| DATA EXTRACT |
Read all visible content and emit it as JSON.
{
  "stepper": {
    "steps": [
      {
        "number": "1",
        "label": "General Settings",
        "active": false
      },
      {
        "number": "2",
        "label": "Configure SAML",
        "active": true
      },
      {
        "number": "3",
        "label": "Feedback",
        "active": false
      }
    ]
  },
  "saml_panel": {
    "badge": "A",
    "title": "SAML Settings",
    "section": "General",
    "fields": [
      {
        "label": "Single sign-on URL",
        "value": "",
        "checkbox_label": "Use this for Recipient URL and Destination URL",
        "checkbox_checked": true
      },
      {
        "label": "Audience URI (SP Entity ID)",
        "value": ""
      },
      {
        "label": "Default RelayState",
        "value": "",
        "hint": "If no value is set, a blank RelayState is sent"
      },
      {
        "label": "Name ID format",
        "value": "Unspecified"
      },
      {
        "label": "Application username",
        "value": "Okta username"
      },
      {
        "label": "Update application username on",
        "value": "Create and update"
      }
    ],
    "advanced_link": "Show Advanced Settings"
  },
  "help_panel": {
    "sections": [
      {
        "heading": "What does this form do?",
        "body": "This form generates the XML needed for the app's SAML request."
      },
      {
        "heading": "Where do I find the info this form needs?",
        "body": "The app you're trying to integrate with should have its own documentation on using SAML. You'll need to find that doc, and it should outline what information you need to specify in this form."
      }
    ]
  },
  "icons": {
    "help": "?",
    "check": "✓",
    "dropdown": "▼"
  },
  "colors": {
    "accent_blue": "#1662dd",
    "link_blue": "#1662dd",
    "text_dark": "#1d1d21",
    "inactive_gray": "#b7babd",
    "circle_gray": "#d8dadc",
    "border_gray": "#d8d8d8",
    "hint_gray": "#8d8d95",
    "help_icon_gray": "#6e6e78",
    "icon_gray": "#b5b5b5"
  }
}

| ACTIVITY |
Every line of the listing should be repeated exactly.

| OUTPUT OF THE TASK |
Read all visible content and emit it as JSON.
{
  "stepper": {
    "steps": [
      {
        "number": "1",
        "label": "General Settings",
        "active": false
      },
      {
        "number": "2",
        "label": "Configure SAML",
        "active": true
      },
      {
        "number": "3",
        "label": "Feedback",
        "active": false
      }
    ]
  },
  "saml_panel": {
    "badge": "A",
    "title": "SAML Settings",
    "section": "General",
    "fields": [
      {
        "label": "Single sign-on URL",
        "value": "",
        "checkbox_label": "Use this for Recipient URL and Destination URL",
        "checkbox_checked": true
      },
      {
        "label": "Audience URI (SP Entity ID)",
        "value": ""
      },
      {
        "label": "Default RelayState",
        "value": "",
        "hint": "If no value is set, a blank RelayState is sent"
      },
      {
        "label": "Name ID format",
        "value": "Unspecified"
      },
      {
        "label": "Application username",
        "value": "Okta username"
      },
      {
        "label": "Update application username on",
        "value": "Create and update"
      }
    ],
    "advanced_link": "Show Advanced Settings"
  },
  "help_panel": {
    "sections": [
      {
        "heading": "What does this form do?",
        "body": "This form generates the XML needed for the app's SAML request."
      },
      {
        "heading": "Where do I find the info this form needs?",
        "body": "The app you're trying to integrate with should have its own documentation on using SAML. You'll need to find that doc, and it should outline what information you need to specify in this form."
      }
    ]
  },
  "icons": {
    "help": "?",
    "check": "✓",
    "dropdown": "▼"
  },
  "colors": {
    "accent_blue": "#1662dd",
    "link_blue": "#1662dd",
    "text_dark": "#1d1d21",
    "inactive_gray": "#b7babd",
    "circle_gray": "#d8dadc",
    "border_gray": "#d8d8d8",
    "hint_gray": "#8d8d95",
    "help_icon_gray": "#6e6e78",
    "icon_gray": "#b5b5b5"
  }
}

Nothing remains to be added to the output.